"The Course of History. It is the lesson we never learn. When we and our elected leaders repeat the mistakes of the past, we will stay on the course of conflict. Or is warfare a natural component of our civilization, a necessary evil imbedded in our genes doomed to be repeated endlessly?(Gallipoli 1915, Suvla Bay, 2005)
At the dawn of the new millennium I had lived for more than a decade in the US since leaving Belgium and I wanted to reconnect with my European roots. What experience was so European and not American? For centuries, from Caesar’s legions to the armies of the Nazis, my native country saw war with all its faces : invasion, occupation, terror, chaos, hunger, atrocities, destruction and collapse (of industries). After two world wars, those experiences have shaped what Europe thinks today, still affecting the generations and civilian life in modern Europe.
The photographs in The Course Of History are landscapes of the worst killing fields of Europe, of battles that were turning points in our history, defining our future. My approach to the subject comes from the loss of innocence in nature and the dichotomy of it : beauty and evil. Though they all have a violent history in common, our perception of these landscapes can be peaceful and serene. So, is our sense of place associated with memory and the understanding of the landscape fraught with misreading?
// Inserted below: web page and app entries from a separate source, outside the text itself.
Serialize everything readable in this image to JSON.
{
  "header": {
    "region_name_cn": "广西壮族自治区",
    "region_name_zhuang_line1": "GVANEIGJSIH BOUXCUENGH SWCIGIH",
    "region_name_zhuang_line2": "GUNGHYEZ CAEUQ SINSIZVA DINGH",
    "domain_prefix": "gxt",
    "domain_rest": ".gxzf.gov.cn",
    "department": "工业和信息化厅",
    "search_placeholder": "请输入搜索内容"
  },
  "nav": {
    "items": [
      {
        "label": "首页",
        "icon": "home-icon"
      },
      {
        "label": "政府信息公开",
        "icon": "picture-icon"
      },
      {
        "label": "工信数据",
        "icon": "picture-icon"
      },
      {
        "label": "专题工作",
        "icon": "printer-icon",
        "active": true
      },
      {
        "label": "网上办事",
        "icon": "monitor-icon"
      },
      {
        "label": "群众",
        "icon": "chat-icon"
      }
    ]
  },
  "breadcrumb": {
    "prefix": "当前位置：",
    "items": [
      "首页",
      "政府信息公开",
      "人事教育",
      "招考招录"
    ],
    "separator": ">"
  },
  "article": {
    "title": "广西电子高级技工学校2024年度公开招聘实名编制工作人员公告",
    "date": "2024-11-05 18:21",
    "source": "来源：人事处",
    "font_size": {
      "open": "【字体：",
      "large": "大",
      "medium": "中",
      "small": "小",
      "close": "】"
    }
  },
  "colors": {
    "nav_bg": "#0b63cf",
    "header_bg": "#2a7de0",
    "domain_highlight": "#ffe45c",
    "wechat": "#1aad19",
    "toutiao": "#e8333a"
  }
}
With little or no evidence of battle left on the land, I tried bringing back reference to it by finding happenstance traces and features on the land that refer metaphorically to combat, such as holes dug in the sand by children at Omaha Beach (Easy Red), or tractor tracks cleaving through a field of crops like tanks once did (Verdun, Le Mort Homme). In ‘Cannae’, the ground is strewn with small rocks that refer to the numerous dead (48,000!) in the largest single day defeat in the history of Rome.
(Hastings 1066, Fyrdmen, 2005)
During the long battle of Passchendaele, a battlefield not far from where I grew up, British and German soldiers died in horrible conditions, drowning in the muddy clay fields of Flanders (‘Passchendaele, Tyne Cot’). At Waterloo, I found in a grass field a patch that was flattened. It was also the very spot where Napoleon’s elite troops and cavalry fell on the ridge, sealing the fate of the emperor."
(Passchendaele 1917, Tyne Cot #1, 2005)